§ Task details
Report only how many lines of the entries below contain the string "structure".
** The data follows **
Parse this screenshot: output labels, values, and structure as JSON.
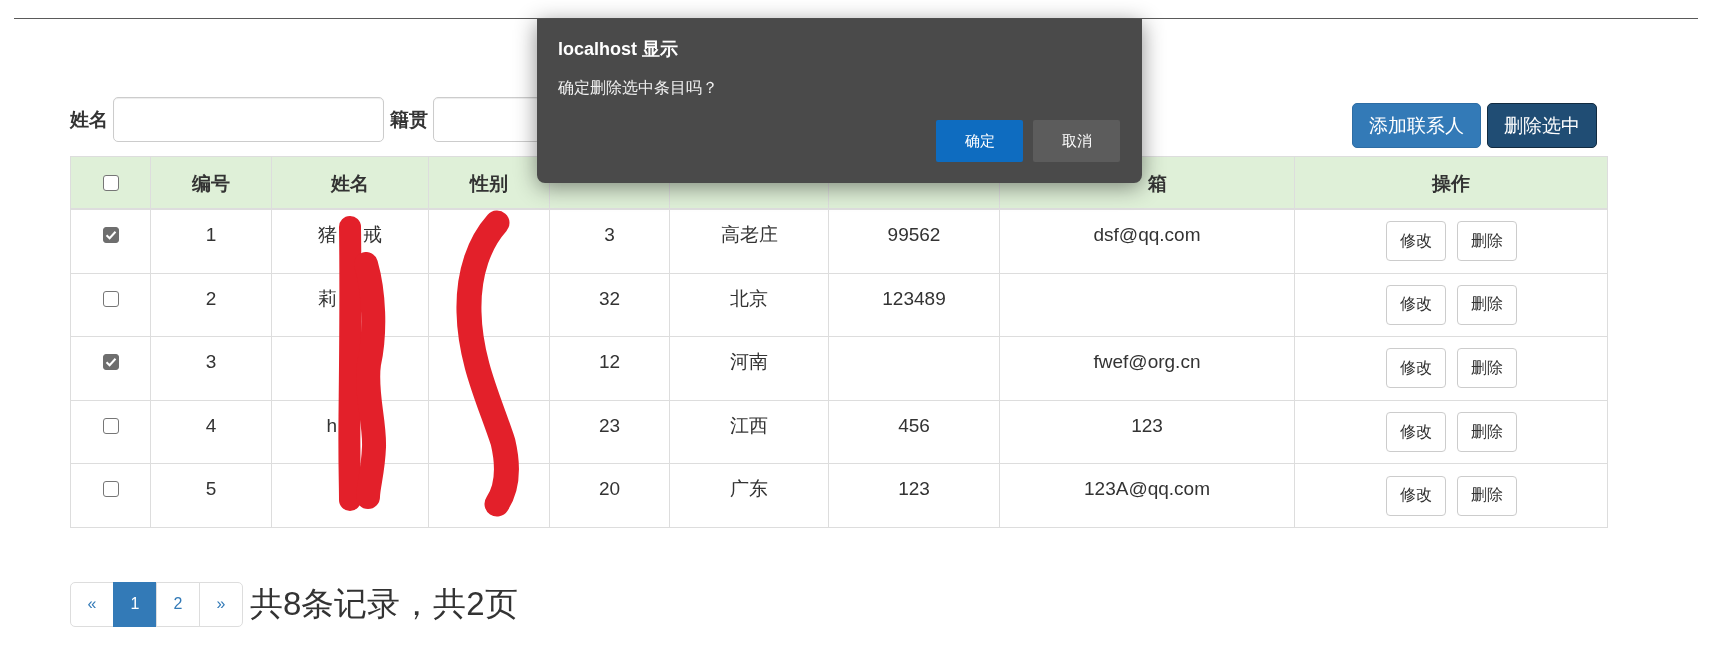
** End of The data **
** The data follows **
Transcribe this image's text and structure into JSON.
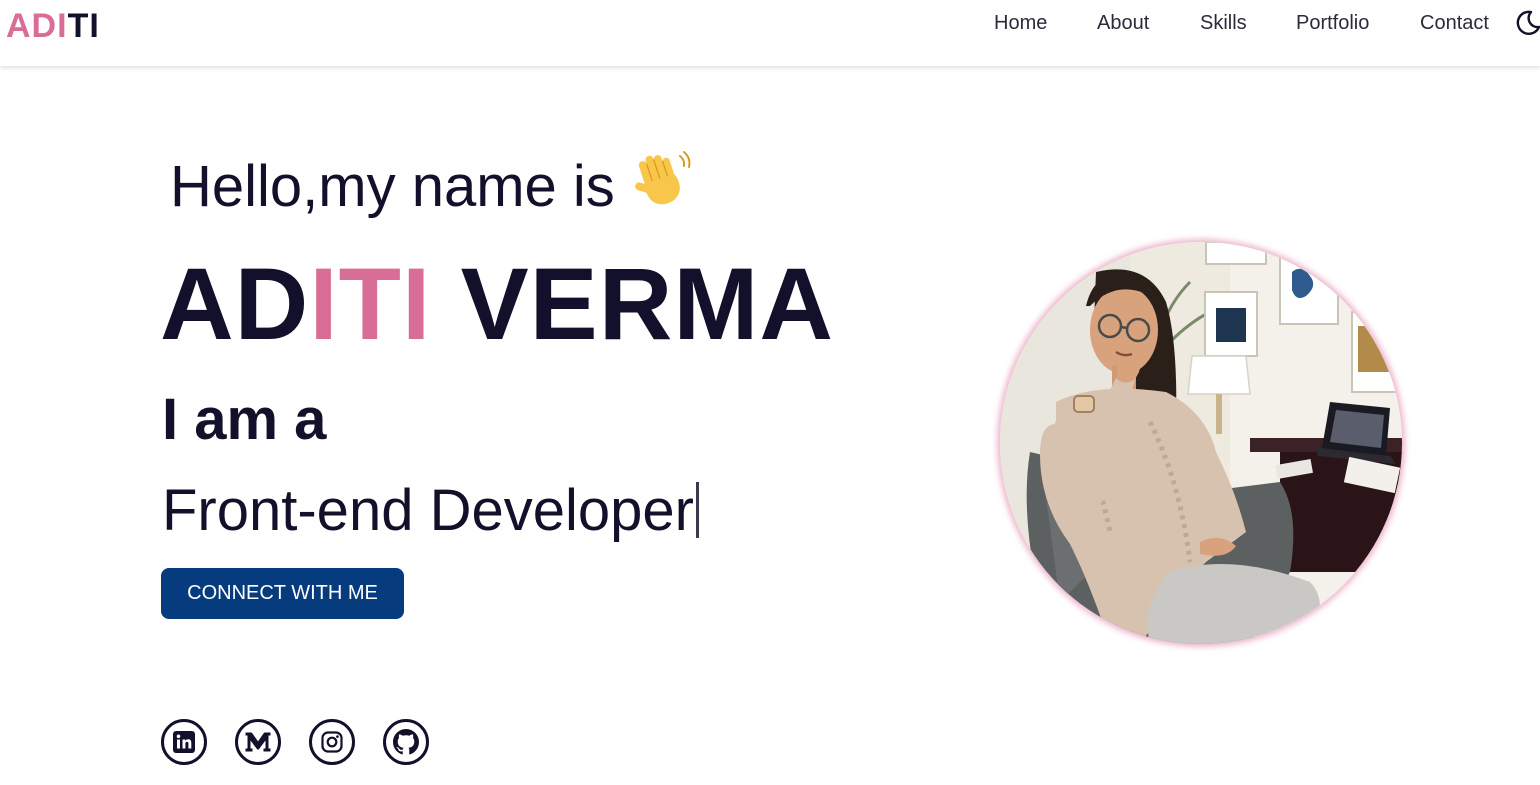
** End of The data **
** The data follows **
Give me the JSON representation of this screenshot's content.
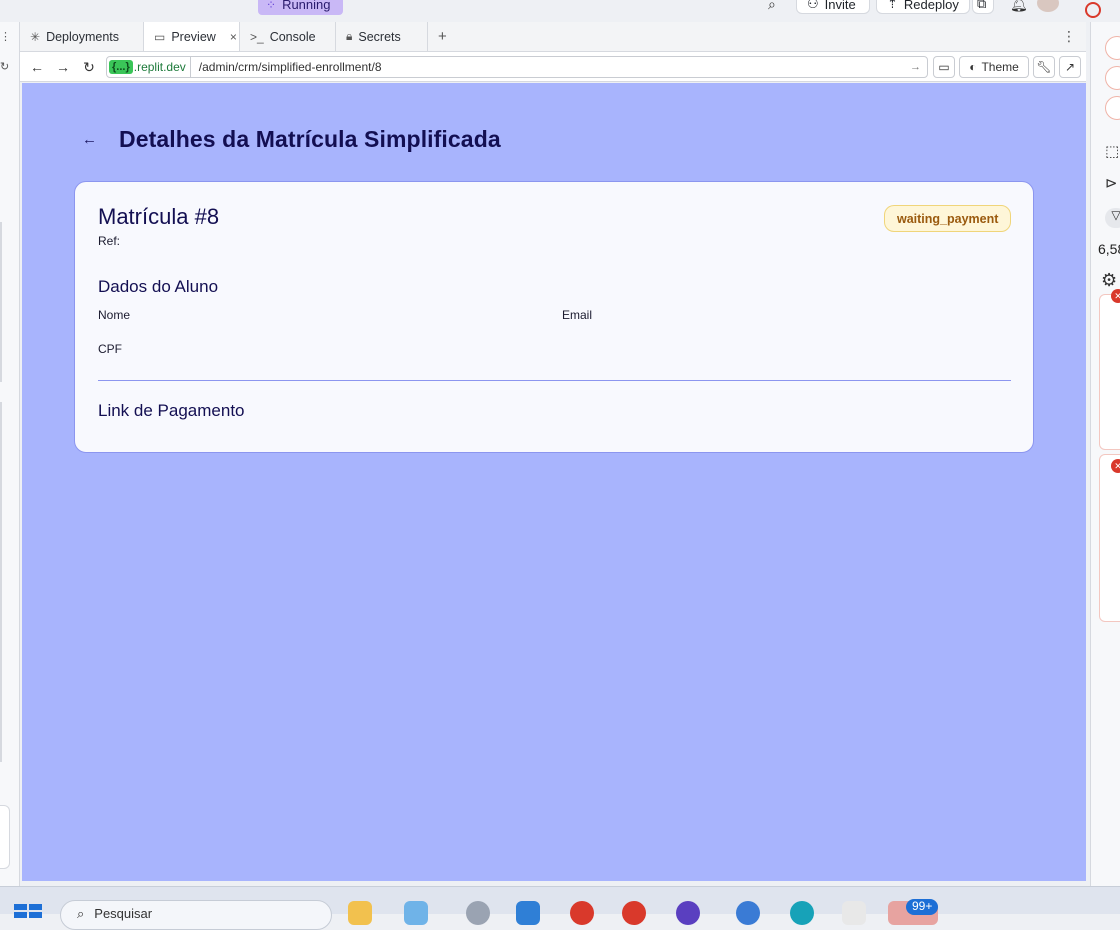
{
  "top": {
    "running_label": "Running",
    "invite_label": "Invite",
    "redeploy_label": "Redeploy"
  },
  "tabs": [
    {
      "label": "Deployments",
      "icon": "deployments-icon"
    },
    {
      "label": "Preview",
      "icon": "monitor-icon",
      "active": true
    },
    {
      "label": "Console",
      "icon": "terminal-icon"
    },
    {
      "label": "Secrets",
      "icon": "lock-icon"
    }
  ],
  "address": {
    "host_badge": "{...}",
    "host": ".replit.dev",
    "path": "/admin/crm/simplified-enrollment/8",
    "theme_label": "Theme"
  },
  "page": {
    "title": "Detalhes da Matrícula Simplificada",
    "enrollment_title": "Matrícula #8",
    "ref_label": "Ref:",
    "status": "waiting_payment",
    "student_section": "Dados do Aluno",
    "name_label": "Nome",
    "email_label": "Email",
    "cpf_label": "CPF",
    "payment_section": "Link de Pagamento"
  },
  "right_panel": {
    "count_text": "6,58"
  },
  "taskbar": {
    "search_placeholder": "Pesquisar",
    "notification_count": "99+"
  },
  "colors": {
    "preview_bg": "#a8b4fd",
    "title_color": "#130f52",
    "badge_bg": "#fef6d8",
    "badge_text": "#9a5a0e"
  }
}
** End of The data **
§ Result of this exercise
2